It is important to note that color blindness is more prevalent among men, affecting approximately 1 in 12 men and 1 in 200 women worldwide. The condition is usually genetic and is passed down through the X chromosome, which explains its higher occurrence in males [2].

Causes of color blindness

Inherited color blindness is primarily caused by gene mutations that affect the development or function of the cone cells in the eye. These mutations can be passed from parents to children, leading to the various types of color blindness discussed earlier. Additionally, some acquired forms of color blindness can occur due to certain medical conditions, injuries, or exposure to certain chemicals. However, these cases are relatively rare compared to the genetic form of the condition [3].

Impact on daily life

Color blindness, while not a severe medical condition, can have a notable impact on an individual's daily life. For those with mild color blindness, the challenges may be minimal, and they can adapt easily. However, for those with more severe forms of color blindness, certain activities may become more difficult:

Traffic signals: Distinguishing between red and green traffic lights can be challenging, leading to potential driving difficulties and safety concerns.

Education: In educational settings, color-coded information and materials can pose challenges for color-blind students, affecting their learning experience.

Career choices: Some professions, such as graphic design, fashion, and electrical wiring, may require precise color discrimination, making them less suitable for color-blind individuals.

Art and aesthetics: People with color blindness may have difficulty appreciating certain artworks and aesthetic experiences that rely heavily on color variations.

Despite these challenges, it's important to note that color blindness does not impair other aspects of vision, and individuals with color vision deficiency can lead fulfilling lives with minor adjustments and accommodations [4].

Diagnosis and coping mechanisms

If you suspect color blindness, it's essential to undergo a comprehensive eye examination by an eye care professional. Eye doctors can perform specialized tests, such as the Ishihara color test or the Farnsworth-Munsell 100 Hue Test, to diagnose the type and severity of color blindness. While there is no cure for inherited color blindness, various coping mechanisms and assistive technologies can help individuals overcome the challenges they may face:

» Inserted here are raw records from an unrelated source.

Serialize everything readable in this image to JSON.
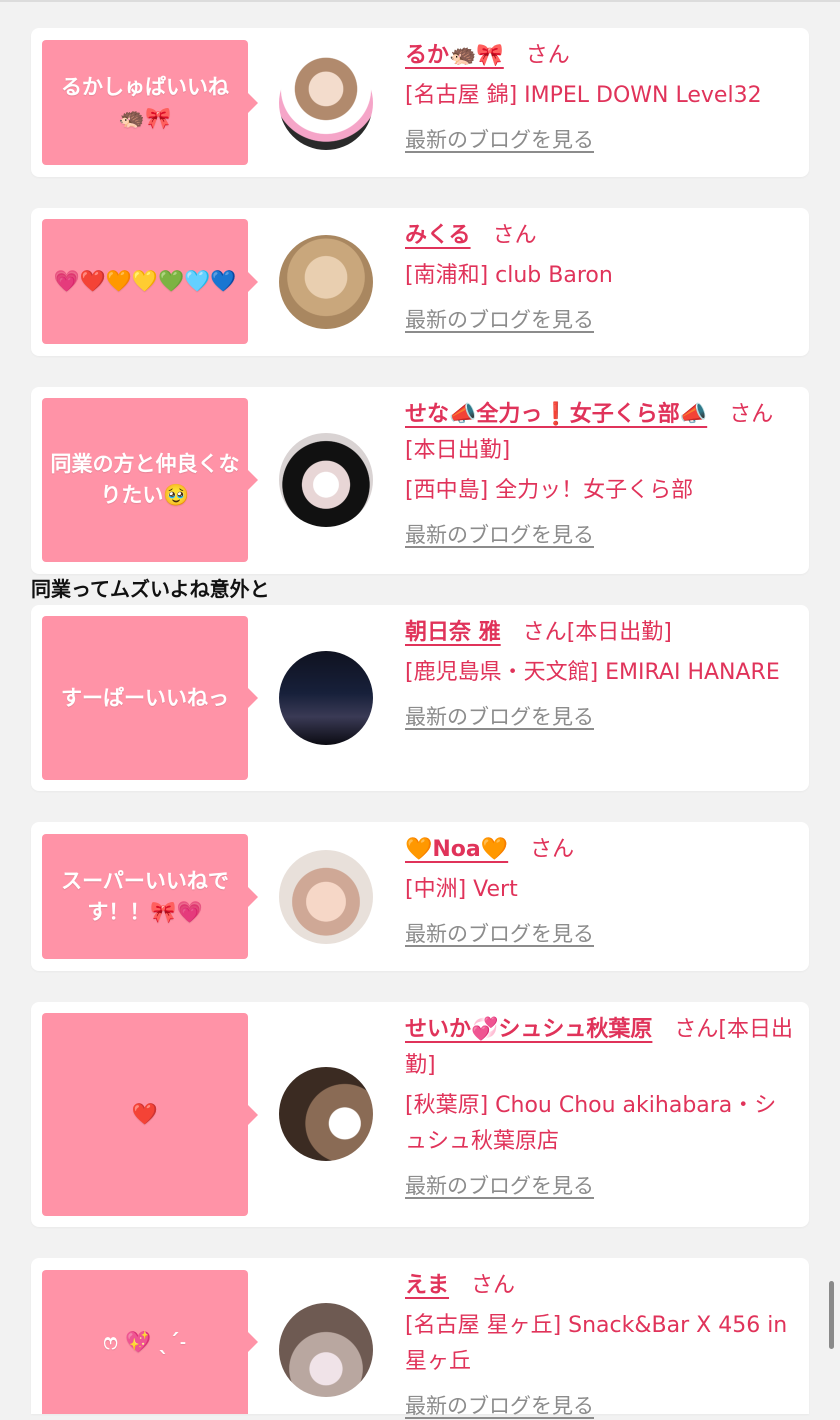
{
  "comment_text": "同業ってムズいよね意外と",
  "blog_link_label": "最新のブログを見る",
  "san_label": "さん",
  "cards": [
    {
      "bubble": "るかしゅぱいいね🦔🎀",
      "name": "るか🦔🎀",
      "suffix": "",
      "shop": "[名古屋 錦] IMPEL DOWN Level32"
    },
    {
      "bubble": "💗❤️🧡💛💚🩵💙",
      "name": "みくる",
      "suffix": "",
      "shop": "[南浦和] club Baron"
    },
    {
      "bubble": "同業の方と仲良くなりたい🥹",
      "name": "せな📣全力っ❗️女子くら部📣",
      "suffix": "[本日出勤]",
      "shop": "[西中島] 全力ッ！女子くら部"
    },
    {
      "bubble": "すーぱーいいねっ",
      "name": "朝日奈 雅",
      "suffix": "[本日出勤]",
      "shop": "[鹿児島県・天文館] EMIRAI HANARE"
    },
    {
      "bubble": "スーパーいいねです！！🎀💗",
      "name": "🧡Noa🧡",
      "suffix": "",
      "shop": "[中洲] Vert"
    },
    {
      "bubble": "❤️",
      "name": "せいか💞シュシュ秋葉原",
      "suffix": "[本日出勤]",
      "shop": "[秋葉原] Chou Chou akihabara・シュシュ秋葉原店"
    },
    {
      "bubble": "ෆ 💖 ˎˊ˗",
      "name": "えま",
      "suffix": "",
      "shop": "[名古屋 星ヶ丘] Snack&Bar X 456 in 星ヶ丘"
    }
  ]
}
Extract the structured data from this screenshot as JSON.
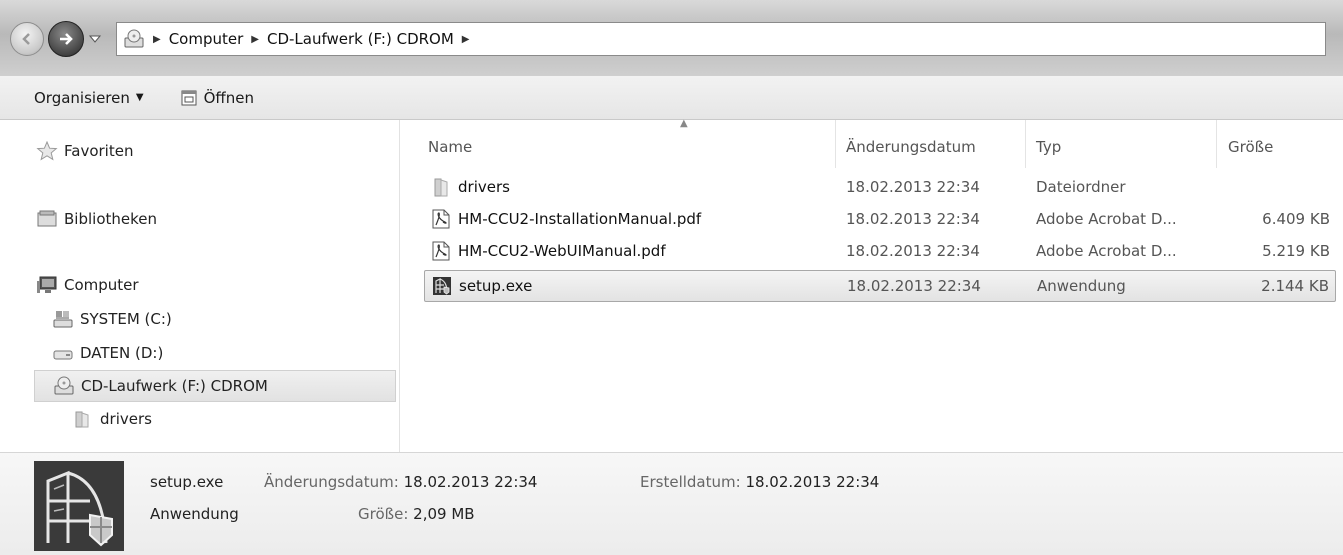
{
  "address": {
    "segments": [
      "Computer",
      "CD-Laufwerk (F:) CDROM"
    ]
  },
  "toolbar": {
    "organize_label": "Organisieren",
    "open_label": "Öffnen"
  },
  "navigation": {
    "favorites": "Favoriten",
    "libraries": "Bibliotheken",
    "computer": "Computer",
    "drive_c": "SYSTEM (C:)",
    "drive_d": "DATEN (D:)",
    "drive_f": "CD-Laufwerk (F:) CDROM",
    "folder_drivers": "drivers"
  },
  "columns": {
    "name": "Name",
    "date": "Änderungsdatum",
    "type": "Typ",
    "size": "Größe"
  },
  "files": [
    {
      "name": "drivers",
      "date": "18.02.2013 22:34",
      "type": "Dateiordner",
      "size": "",
      "icon": "folder-icon"
    },
    {
      "name": "HM-CCU2-InstallationManual.pdf",
      "date": "18.02.2013 22:34",
      "type": "Adobe Acrobat D...",
      "size": "6.409 KB",
      "icon": "pdf-icon"
    },
    {
      "name": "HM-CCU2-WebUIManual.pdf",
      "date": "18.02.2013 22:34",
      "type": "Adobe Acrobat D...",
      "size": "5.219 KB",
      "icon": "pdf-icon"
    },
    {
      "name": "setup.exe",
      "date": "18.02.2013 22:34",
      "type": "Anwendung",
      "size": "2.144 KB",
      "icon": "application-icon"
    }
  ],
  "details": {
    "filename": "setup.exe",
    "filetype": "Anwendung",
    "modified_label": "Änderungsdatum:",
    "modified_value": "18.02.2013 22:34",
    "size_label": "Größe:",
    "size_value": "2,09 MB",
    "created_label": "Erstelldatum:",
    "created_value": "18.02.2013 22:34"
  }
}
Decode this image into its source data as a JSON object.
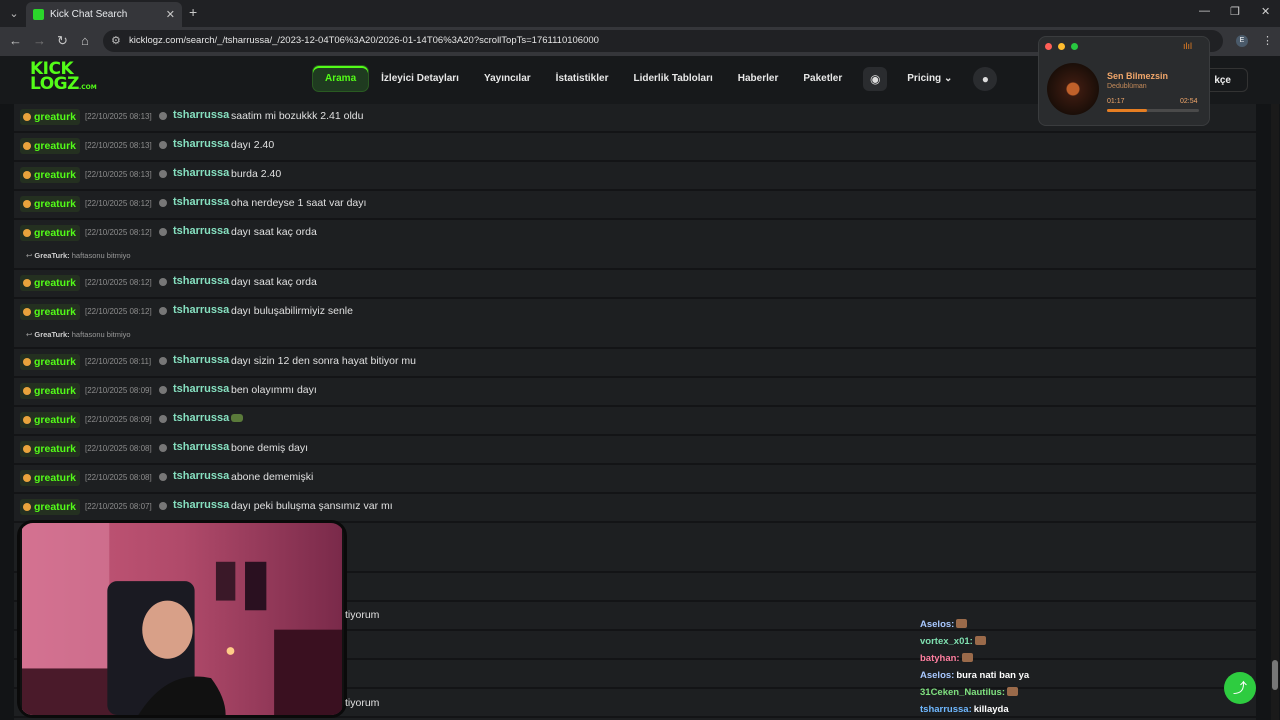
{
  "browser": {
    "tab_title": "Kick Chat Search",
    "url": "kicklogz.com/search/_/tsharrussa/_/2023-12-04T06%3A20/2026-01-14T06%3A20?scrollTopTs=1761110106000",
    "profile_initial": "E"
  },
  "site": {
    "logo_line1": "KICK",
    "logo_line2": "LOGZ",
    "logo_domain": ".COM",
    "nav": [
      "Arama",
      "İzleyici Detayları",
      "Yayıncılar",
      "İstatistikler",
      "Liderlik Tabloları",
      "Haberler",
      "Paketler"
    ],
    "pricing": "Pricing",
    "lang": "kçe"
  },
  "messages": [
    {
      "badge": "greaturk",
      "time": "[22/10/2025 08:13]",
      "user": "tsharrussa",
      "text": "saatim mi bozukkk 2.41 oldu"
    },
    {
      "badge": "greaturk",
      "time": "[22/10/2025 08:13]",
      "user": "tsharrussa",
      "text": "dayı 2.40"
    },
    {
      "badge": "greaturk",
      "time": "[22/10/2025 08:13]",
      "user": "tsharrussa",
      "text": "burda 2.40"
    },
    {
      "badge": "greaturk",
      "time": "[22/10/2025 08:12]",
      "user": "tsharrussa",
      "text": "oha nerdeyse 1 saat var dayı"
    },
    {
      "badge": "greaturk",
      "time": "[22/10/2025 08:12]",
      "user": "tsharrussa",
      "text": "dayı saat kaç orda",
      "reply_user": "GreaTurk:",
      "reply_text": "haftasonu bitmiyo"
    },
    {
      "badge": "greaturk",
      "time": "[22/10/2025 08:12]",
      "user": "tsharrussa",
      "text": "dayı saat kaç orda"
    },
    {
      "badge": "greaturk",
      "time": "[22/10/2025 08:12]",
      "user": "tsharrussa",
      "text": "dayı buluşabilirmiyiz senle",
      "reply_user": "GreaTurk:",
      "reply_text": "haftasonu bitmiyo"
    },
    {
      "badge": "greaturk",
      "time": "[22/10/2025 08:11]",
      "user": "tsharrussa",
      "text": "dayı sizin 12 den sonra hayat bitiyor mu"
    },
    {
      "badge": "greaturk",
      "time": "[22/10/2025 08:09]",
      "user": "tsharrussa",
      "text": "ben olayımmı dayı"
    },
    {
      "badge": "greaturk",
      "time": "[22/10/2025 08:09]",
      "user": "tsharrussa",
      "text": ""
    },
    {
      "badge": "greaturk",
      "time": "[22/10/2025 08:08]",
      "user": "tsharrussa",
      "text": "bone demiş dayı"
    },
    {
      "badge": "greaturk",
      "time": "[22/10/2025 08:08]",
      "user": "tsharrussa",
      "text": "abone dememişki"
    },
    {
      "badge": "greaturk",
      "time": "[22/10/2025 08:07]",
      "user": "tsharrussa",
      "text": "dayı peki buluşma şansımız var mı"
    }
  ],
  "partial_texts": [
    "tiyorum",
    "tiyorum"
  ],
  "music": {
    "song": "Sen Bilmezsin",
    "artist": "Dedublüman",
    "current": "01:17",
    "total": "02:54",
    "progress": 0.44
  },
  "stream_chat": [
    {
      "name": "Aselos:",
      "color": "#a8c8ff",
      "text": ""
    },
    {
      "name": "vortex_x01:",
      "color": "#7fe0b0",
      "text": ""
    },
    {
      "name": "batyhan:",
      "color": "#ff7fa0",
      "text": ""
    },
    {
      "name": "Aselos:",
      "color": "#a8c8ff",
      "text": "bura nati ban ya"
    },
    {
      "name": "31Ceken_Nautilus:",
      "color": "#7fe07f",
      "text": ""
    },
    {
      "name": "tsharrussa:",
      "color": "#6fb8ff",
      "text": "killayda"
    }
  ],
  "colors": {
    "accent": "#53fc18",
    "username": "#86e0c0",
    "share": "#2ecc40"
  }
}
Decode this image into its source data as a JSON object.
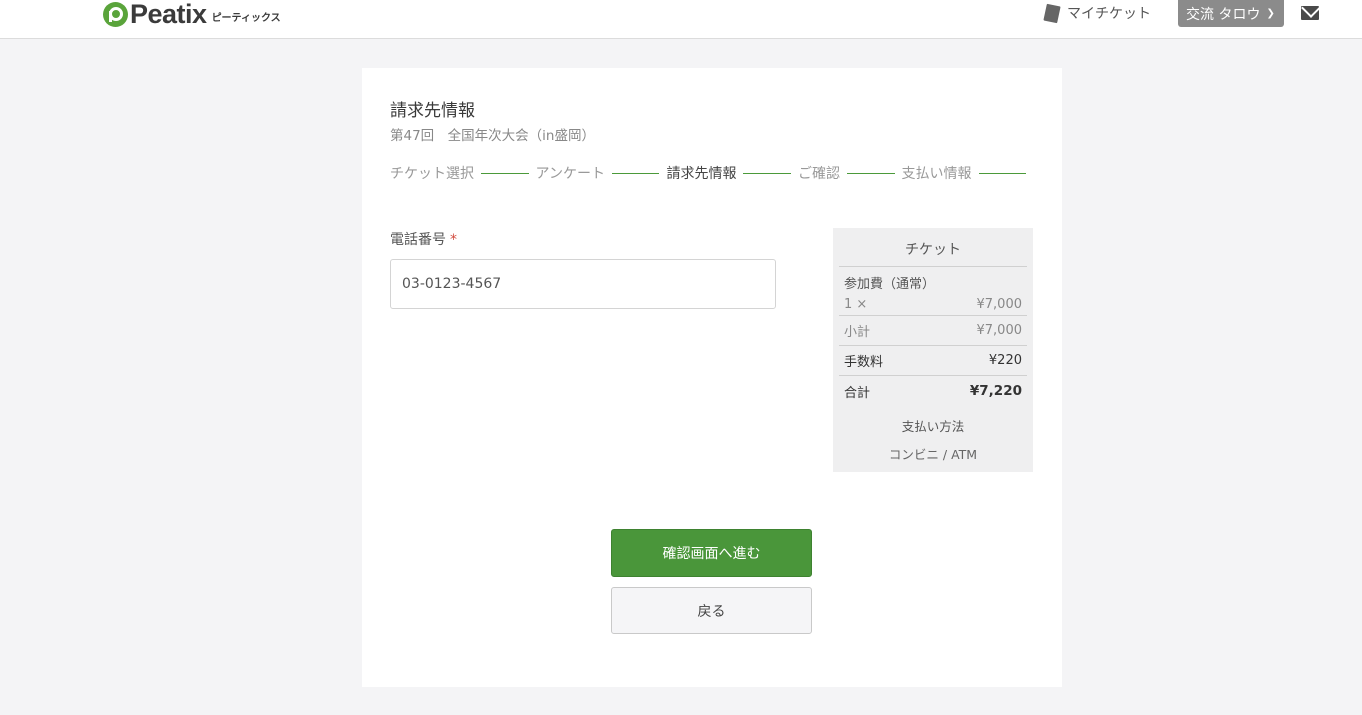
{
  "header": {
    "logo_text": "Peatix",
    "logo_sub": "ピーティックス",
    "my_tickets": "マイチケット",
    "user_name": "交流 タロウ"
  },
  "page": {
    "title": "請求先情報",
    "event_name": "第47回　全国年次大会（in盛岡）"
  },
  "steps": [
    {
      "label": "チケット選択",
      "active": false
    },
    {
      "label": "アンケート",
      "active": false
    },
    {
      "label": "請求先情報",
      "active": true
    },
    {
      "label": "ご確認",
      "active": false
    },
    {
      "label": "支払い情報",
      "active": false
    }
  ],
  "form": {
    "phone_label": "電話番号",
    "required_mark": "*",
    "phone_value": "03-0123-4567"
  },
  "summary": {
    "heading": "チケット",
    "item_name": "参加費（通常）",
    "qty": "1 ×",
    "item_price": "¥7,000",
    "subtotal_label": "小計",
    "subtotal": "¥7,000",
    "fee_label": "手数料",
    "fee": "¥220",
    "total_label": "合計",
    "total": "¥7,220",
    "pay_label": "支払い方法",
    "pay_method": "コンビニ / ATM"
  },
  "buttons": {
    "next": "確認画面へ進む",
    "back": "戻る"
  },
  "colors": {
    "accent_green": "#4a963a",
    "required_red": "#d24b3e"
  }
}
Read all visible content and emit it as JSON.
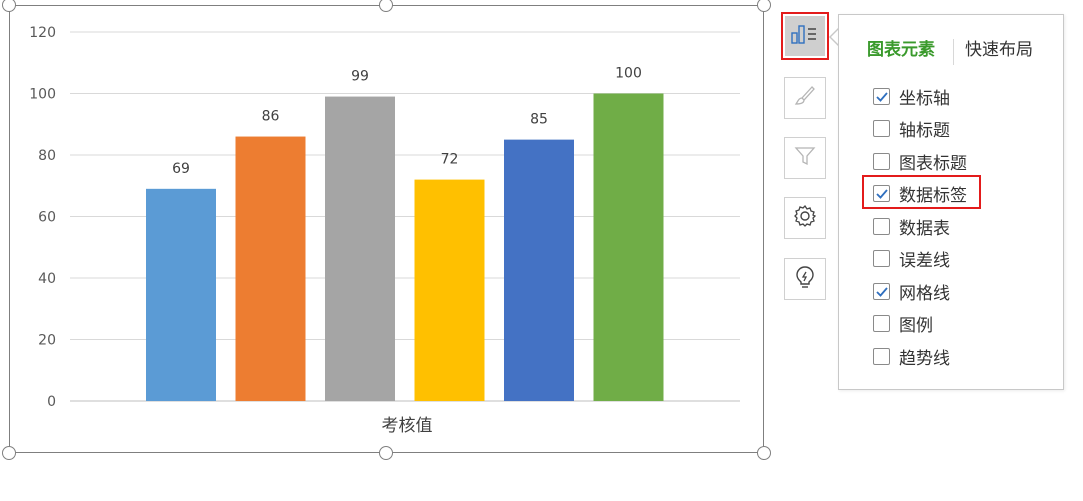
{
  "chart_data": {
    "type": "bar",
    "categories": [
      "",
      "",
      "",
      "",
      "",
      ""
    ],
    "values": [
      69,
      86,
      99,
      72,
      85,
      100
    ],
    "colors": [
      "#5b9bd5",
      "#ed7d31",
      "#a5a5a5",
      "#ffc000",
      "#4472c4",
      "#70ad47"
    ],
    "xlabel": "考核值",
    "ylabel": "",
    "title": "",
    "ylim": [
      0,
      120
    ],
    "yticks": [
      0,
      20,
      40,
      60,
      80,
      100,
      120
    ],
    "grid": true,
    "data_labels": true,
    "legend": "none"
  },
  "side_toolbar": {
    "buttons": [
      {
        "icon": "chart-elements-icon",
        "active": true
      },
      {
        "icon": "brush-icon",
        "active": false
      },
      {
        "icon": "filter-icon",
        "active": false
      },
      {
        "icon": "gear-icon",
        "active": false
      },
      {
        "icon": "lightbulb-icon",
        "active": false
      }
    ]
  },
  "panel": {
    "tabs": [
      "图表元素",
      "快速布局"
    ],
    "active_tab": 0,
    "options": [
      {
        "label": "坐标轴",
        "checked": true
      },
      {
        "label": "轴标题",
        "checked": false
      },
      {
        "label": "图表标题",
        "checked": false
      },
      {
        "label": "数据标签",
        "checked": true
      },
      {
        "label": "数据表",
        "checked": false
      },
      {
        "label": "误差线",
        "checked": false
      },
      {
        "label": "网格线",
        "checked": true
      },
      {
        "label": "图例",
        "checked": false
      },
      {
        "label": "趋势线",
        "checked": false
      }
    ]
  },
  "colors": {
    "accent_green": "#3a9a2c",
    "highlight_red": "#e31b1b",
    "checkmark_blue": "#2f6fbf"
  }
}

Color-coded tools: Using color-coded tools that incorporate patterns and symbols can help differentiate between objects and information.

Color-enhancing glasses: Specialized glasses with colorenhancing filters are available that may improve color perception in some individuals.

Digital assistance: Several smartphone apps and computer software are designed to help color-blind individuals identify colors in real-time.

Education and awareness: Raising awareness about color blindness can lead to better understanding and support from the community [5].


Color blindness is a fascinating condition that offers a unique perspective on the world we often take for granted. While it may present challenges in certain aspects of life, individuals with color vision deficiency can adapt and thrive with the right support and awareness. Embracing diversity and accommodating the needs of color-blind individuals can lead to a more inclusive and understanding society, where every hue is appreciated and valued.


  1. Babbitt LG, Toosi NR, Sommers SR. A broad and insidious appeal: Unpacking the reasons for endorsing racial color blindness.
  2. Indexed at, Google Scholar, Cross Ref

  3. Gushue GV. Race, color-blind racial attitudes, and judgments about mental health: A shifting standards perspective. J Couns Psychol. 2004;51(4):398.
  4. Indexed at, Google Scholar, Cross Ref

  5. Harrison R, Hoefnagel D, Hayward JN. Congenital total color blindness: a clinicopathological report. Arch Ophthalmol. 1960;64(5):685-92.
  6. Indexed at, Google Scholar, Cross Ref

  7. Milner IV HR. Losing the color-blind mind in the urban classroom. Urban Educ. 2012;47(5):868-75.
  8. Indexed at, Google Scholar, Cross Ref

  9. Poteat VP, Spanierman LB. Modern racism attitudes among white students: The role of dominance and authoritarianism and the mediating effects of racial color-blindness. J Soc Psychol. 2012;152(6):758-74.
  10. Indexed at, Google Scholar, Cross Ref

Get the App